This Week at NASA | This Week @ NASA: Celestial Triple Treat
Super Blue Blood Moon … a rare triple treat up in the sky …
Celebrating America’s first explorer in space …And, smoke and fire – another Space Launch System engine test … a few of the stories to tell you about – This Week at NASA!
Super Blue Blood MoonThe Moon provided a rare celestial triple treat during a total lunar eclipse this week – and we were there to bring you the views on NASA TV and online. For starters, as the Moon passed through Earth’s shadow during the eclipse, it took on a reddish tint – a phenomenon, known by some as a blood moon. It was also the second full moon of the month – commonly known as a blue moon, and it was the third in a series of supermoons, which made it appear closer and brighter than usual.

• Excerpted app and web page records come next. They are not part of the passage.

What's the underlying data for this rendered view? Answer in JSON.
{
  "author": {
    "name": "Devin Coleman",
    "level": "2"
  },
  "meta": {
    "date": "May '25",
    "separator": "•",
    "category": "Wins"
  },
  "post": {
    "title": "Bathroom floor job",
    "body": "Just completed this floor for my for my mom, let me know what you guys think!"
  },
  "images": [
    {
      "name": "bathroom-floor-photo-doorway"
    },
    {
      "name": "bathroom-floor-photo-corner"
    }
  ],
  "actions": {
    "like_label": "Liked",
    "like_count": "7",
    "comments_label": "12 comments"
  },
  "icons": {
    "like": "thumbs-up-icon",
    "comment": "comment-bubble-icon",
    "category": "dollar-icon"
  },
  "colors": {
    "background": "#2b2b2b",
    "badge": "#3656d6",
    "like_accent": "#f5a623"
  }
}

NASA and the U.S. Air Force commemorated the launch, 60 years ago of Explorer 1, during a Florida ceremony at the historic launch site.
(Mstr. Sgt. Queen) “On January 31, 1958, the attention of the American people was focused on Cape Canaveral, Florida as a giant rocket was catapulted toward outer space.”
The orbital satellite was America’s first foray into space exploration. Explorer 1’s primary science instrument led to the discovery of, what we now call the Van Allen radiation belts that encircle Earth.
On Feb. 1 – another test firing of an RS-25 engine flight controller at our Stennis Space Center in Mississippi.It was the second such test in just over two weeks, and also was the third test of a 3D-printed part for the engine. Four RS-25s will help our Space Launch System (SLS) rocket launch astronauts aboard our Orion spacecraft beyond Earth orbit.
Our DC-8 “Flying Laboratory” teamed with a German Aerospace Center aircraft recently, to study how different fuels affect a jet engine’s performance, emissions, and contrail formation. The data could help us learn more about alternative fuels.
That’s what’s up this week @NASA …(c)2018 NASA | SCVTV